* [Work request] Print the entries exactly; no image belongs in the copy.

Dataset records

========

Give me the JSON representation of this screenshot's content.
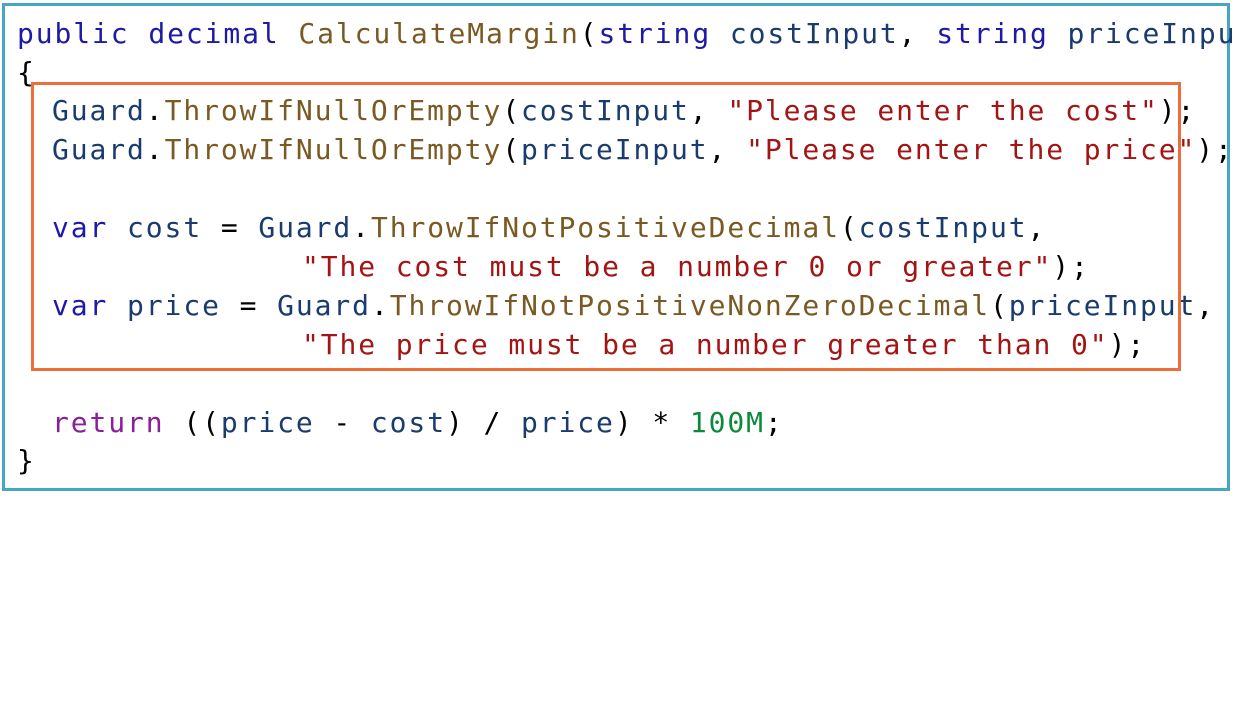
{
  "code": {
    "l1": {
      "kw1": "public",
      "kw2": "decimal",
      "method": "CalculateMargin",
      "p1": "(",
      "kw3": "string",
      "id1": "costInput",
      "p2": ",",
      "kw4": "string",
      "id2": "priceInput",
      "p3": ")"
    },
    "l2": {
      "brace": "{"
    },
    "l3": {
      "cls": "Guard",
      "dot": ".",
      "method": "ThrowIfNullOrEmpty",
      "p1": "(",
      "id": "costInput",
      "p2": ",",
      "str": "\"Please enter the cost\"",
      "p3": ");"
    },
    "l4": {
      "cls": "Guard",
      "dot": ".",
      "method": "ThrowIfNullOrEmpty",
      "p1": "(",
      "id": "priceInput",
      "p2": ",",
      "str": "\"Please enter the price\"",
      "p3": ");"
    },
    "l5": {
      "kw": "var",
      "id": "cost",
      "op": "=",
      "cls": "Guard",
      "dot": ".",
      "method": "ThrowIfNotPositiveDecimal",
      "p1": "(",
      "arg": "costInput",
      "p2": ","
    },
    "l6": {
      "str": "\"The cost must be a number 0 or greater\"",
      "p": ");"
    },
    "l7": {
      "kw": "var",
      "id": "price",
      "op": "=",
      "cls": "Guard",
      "dot": ".",
      "method": "ThrowIfNotPositiveNonZeroDecimal",
      "p1": "(",
      "arg": "priceInput",
      "p2": ","
    },
    "l8": {
      "str": "\"The price must be a number greater than 0\"",
      "p": ");"
    },
    "l9": {
      "kw": "return",
      "p1": "((",
      "id1": "price",
      "op1": "-",
      "id2": "cost",
      "p2": ")",
      "op2": "/",
      "id3": "price",
      "p3": ")",
      "op3": "*",
      "num": "100M",
      "p4": ";"
    },
    "l10": {
      "brace": "}"
    }
  },
  "colors": {
    "frame_border": "#46a6c4",
    "highlight_border": "#ee6e3a",
    "keyword": "#1f1aa6",
    "return_keyword": "#8b1e9a",
    "method": "#7a5a22",
    "identifier": "#1a3b6e",
    "string": "#a31515",
    "number": "#0b8a3a"
  }
}
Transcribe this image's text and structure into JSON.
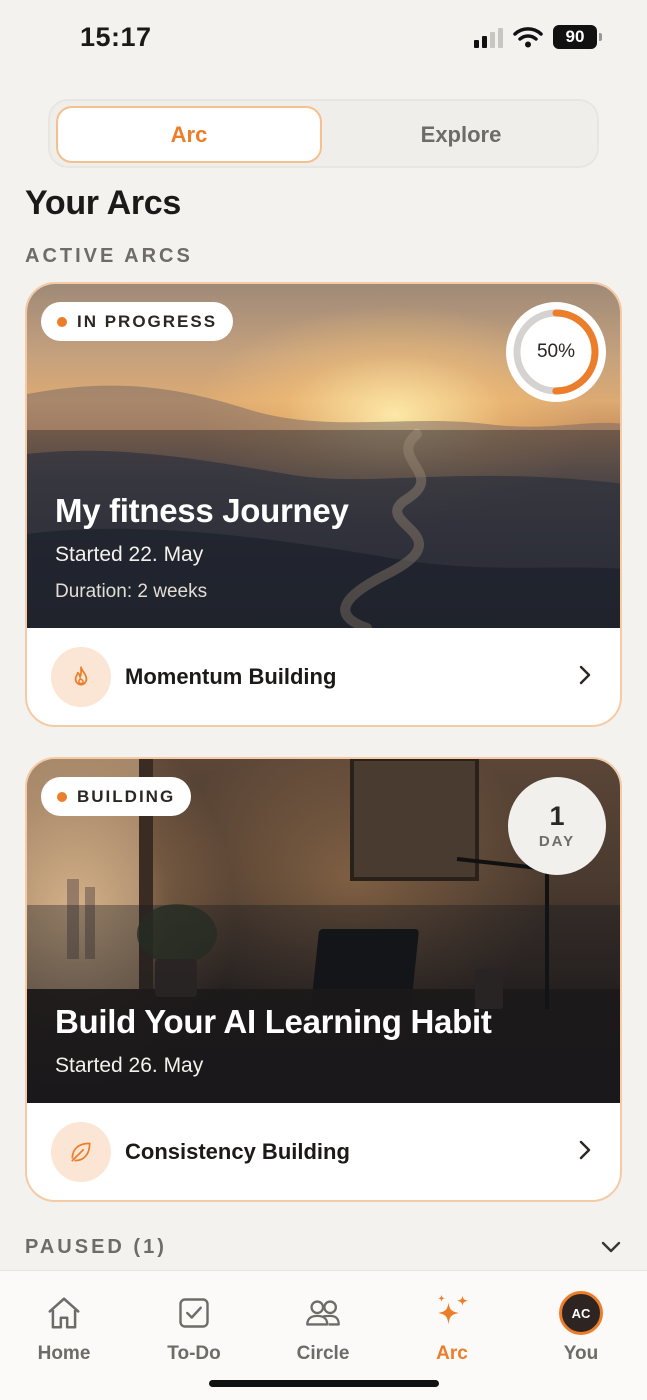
{
  "status_bar": {
    "time": "15:17",
    "battery": "90"
  },
  "segmented": {
    "active_label": "Arc",
    "inactive_label": "Explore"
  },
  "page_title": "Your Arcs",
  "active_section_label": "ACTIVE ARCS",
  "arcs": [
    {
      "status": "IN PROGRESS",
      "progress_percent": 50,
      "progress_label": "50%",
      "title": "My fitness Journey",
      "started": "Started 22. May",
      "duration": "Duration: 2 weeks",
      "footer_label": "Momentum Building",
      "footer_icon": "flame-icon"
    },
    {
      "status": "BUILDING",
      "day_count": "1",
      "day_unit": "DAY",
      "title": "Build Your AI Learning Habit",
      "started": "Started 26. May",
      "footer_label": "Consistency Building",
      "footer_icon": "leaf-icon"
    }
  ],
  "paused_label": "PAUSED (1)",
  "tabs": [
    {
      "label": "Home",
      "icon": "home-icon"
    },
    {
      "label": "To-Do",
      "icon": "checkbox-icon"
    },
    {
      "label": "Circle",
      "icon": "people-icon"
    },
    {
      "label": "Arc",
      "icon": "sparkles-icon",
      "active": true
    },
    {
      "label": "You",
      "avatar_initials": "AC"
    }
  ],
  "colors": {
    "accent": "#ec7d2a",
    "background": "#f4f2ef",
    "card_border": "#f5cba5"
  }
}
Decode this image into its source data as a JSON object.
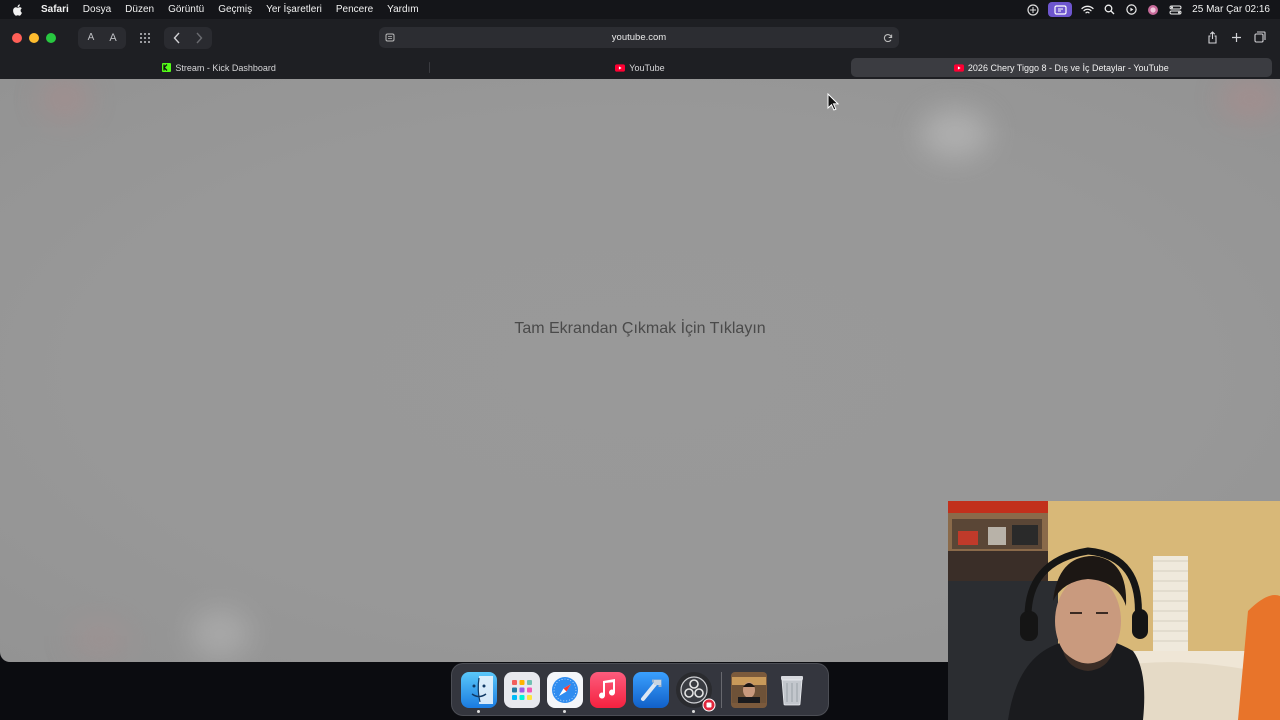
{
  "menubar": {
    "app_name": "Safari",
    "items": [
      "Dosya",
      "Düzen",
      "Görüntü",
      "Geçmiş",
      "Yer İşaretleri",
      "Pencere",
      "Yardım"
    ],
    "clock": "25 Mar Çar  02:16",
    "status_icons": [
      "screen-sharing-icon",
      "screen-mirroring-icon",
      "wifi-icon",
      "search-icon",
      "play-circle-icon",
      "siri-icon",
      "control-center-icon"
    ]
  },
  "toolbar": {
    "text_small": "A",
    "text_large": "A",
    "url": "youtube.com"
  },
  "tabs": [
    {
      "title": "Stream - Kick Dashboard",
      "favicon": "kick-icon",
      "active": false
    },
    {
      "title": "YouTube",
      "favicon": "youtube-icon",
      "active": false
    },
    {
      "title": "2026 Chery Tiggo 8 - Dış ve İç Detaylar - YouTube",
      "favicon": "youtube-icon",
      "active": true
    }
  ],
  "content": {
    "exit_fullscreen_message": "Tam Ekrandan Çıkmak İçin Tıklayın"
  },
  "dock": {
    "apps": [
      "finder-icon",
      "launchpad-icon",
      "safari-icon",
      "music-icon",
      "xcode-icon",
      "obs-icon",
      "photo-thumbnail-icon",
      "trash-icon"
    ]
  },
  "colors": {
    "accent_purple": "#6e56cf",
    "kick_green": "#53fc18",
    "youtube_red": "#ff0033"
  }
}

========

* [Your solution]
Give me the JSON representation of this screenshot's content.
{
  "code": {
    "l1": {
      "kw1": "public",
      "kw2": "decimal",
      "method": "CalculateMargin",
      "p1": "(",
      "kw3": "string",
      "id1": "costInput",
      "p2": ",",
      "kw4": "string",
      "id2": "priceInput",
      "p3": ")"
    },
    "l2": {
      "brace": "{"
    },
    "l3": {
      "cls": "Guard",
      "dot": ".",
      "method": "ThrowIfNullOrEmpty",
      "p1": "(",
      "id": "costInput",
      "p2": ",",
      "str": "\"Please enter the cost\"",
      "p3": ");"
    },
    "l4": {
      "cls": "Guard",
      "dot": ".",
      "method": "ThrowIfNullOrEmpty",
      "p1": "(",
      "id": "priceInput",
      "p2": ",",
      "str": "\"Please enter the price\"",
      "p3": ");"
    },
    "l5": {
      "kw": "var",
      "id": "cost",
      "op": "=",
      "cls": "Guard",
      "dot": ".",
      "method": "ThrowIfNotPositiveDecimal",
      "p1": "(",
      "arg": "costInput",
      "p2": ","
    },
    "l6": {
      "str": "\"The cost must be a number 0 or greater\"",
      "p": ");"
    },
    "l7": {
      "kw": "var",
      "id": "price",
      "op": "=",
      "cls": "Guard",
      "dot": ".",
      "method": "ThrowIfNotPositiveNonZeroDecimal",
      "p1": "(",
      "arg": "priceInput",
      "p2": ","
    },
    "l8": {
      "str": "\"The price must be a number greater than 0\"",
      "p": ");"
    },
    "l9": {
      "kw": "return",
      "p1": "((",
      "id1": "price",
      "op1": "-",
      "id2": "cost",
      "p2": ")",
      "op2": "/",
      "id3": "price",
      "p3": ")",
      "op3": "*",
      "num": "100M",
      "p4": ";"
    },
    "l10": {
      "brace": "}"
    }
  },
  "colors": {
    "frame_border": "#46a6c4",
    "highlight_border": "#ee6e3a",
    "keyword": "#1f1aa6",
    "return_keyword": "#8b1e9a",
    "method": "#7a5a22",
    "identifier": "#1a3b6e",
    "string": "#a31515",
    "number": "#0b8a3a"
  }
}
Transcribe this image's text and structure into JSON.
{
  "status_bar": {
    "time": "15:17",
    "battery": "90"
  },
  "segmented": {
    "active_label": "Arc",
    "inactive_label": "Explore"
  },
  "page_title": "Your Arcs",
  "active_section_label": "ACTIVE ARCS",
  "arcs": [
    {
      "status": "IN PROGRESS",
      "progress_percent": 50,
      "progress_label": "50%",
      "title": "My fitness Journey",
      "started": "Started 22. May",
      "duration": "Duration: 2 weeks",
      "footer_label": "Momentum Building",
      "footer_icon": "flame-icon"
    },
    {
      "status": "BUILDING",
      "day_count": "1",
      "day_unit": "DAY",
      "title": "Build Your AI Learning Habit",
      "started": "Started 26. May",
      "footer_label": "Consistency Building",
      "footer_icon": "leaf-icon"
    }
  ],
  "paused_label": "PAUSED (1)",
  "tabs": [
    {
      "label": "Home",
      "icon": "home-icon"
    },
    {
      "label": "To-Do",
      "icon": "checkbox-icon"
    },
    {
      "label": "Circle",
      "icon": "people-icon"
    },
    {
      "label": "Arc",
      "icon": "sparkles-icon",
      "active": true
    },
    {
      "label": "You",
      "avatar_initials": "AC"
    }
  ],
  "colors": {
    "accent": "#ec7d2a",
    "background": "#f4f2ef",
    "card_border": "#f5cba5"
  }
}
Decode this image into its source data as a JSON object.
{
  "menubar": {
    "app_name": "Safari",
    "items": [
      "Dosya",
      "Düzen",
      "Görüntü",
      "Geçmiş",
      "Yer İşaretleri",
      "Pencere",
      "Yardım"
    ],
    "clock": "25 Mar Çar  02:16",
    "status_icons": [
      "screen-sharing-icon",
      "screen-mirroring-icon",
      "wifi-icon",
      "search-icon",
      "play-circle-icon",
      "siri-icon",
      "control-center-icon"
    ]
  },
  "toolbar": {
    "text_small": "A",
    "text_large": "A",
    "url": "youtube.com"
  },
  "tabs": [
    {
      "title": "Stream - Kick Dashboard",
      "favicon": "kick-icon",
      "active": false
    },
    {
      "title": "YouTube",
      "favicon": "youtube-icon",
      "active": false
    },
    {
      "title": "2026 Chery Tiggo 8 - Dış ve İç Detaylar - YouTube",
      "favicon": "youtube-icon",
      "active": true
    }
  ],
  "content": {
    "exit_fullscreen_message": "Tam Ekrandan Çıkmak İçin Tıklayın"
  },
  "dock": {
    "apps": [
      "finder-icon",
      "launchpad-icon",
      "safari-icon",
      "music-icon",
      "xcode-icon",
      "obs-icon",
      "photo-thumbnail-icon",
      "trash-icon"
    ]
  },
  "colors": {
    "accent_purple": "#6e56cf",
    "kick_green": "#53fc18",
    "youtube_red": "#ff0033"
  }
}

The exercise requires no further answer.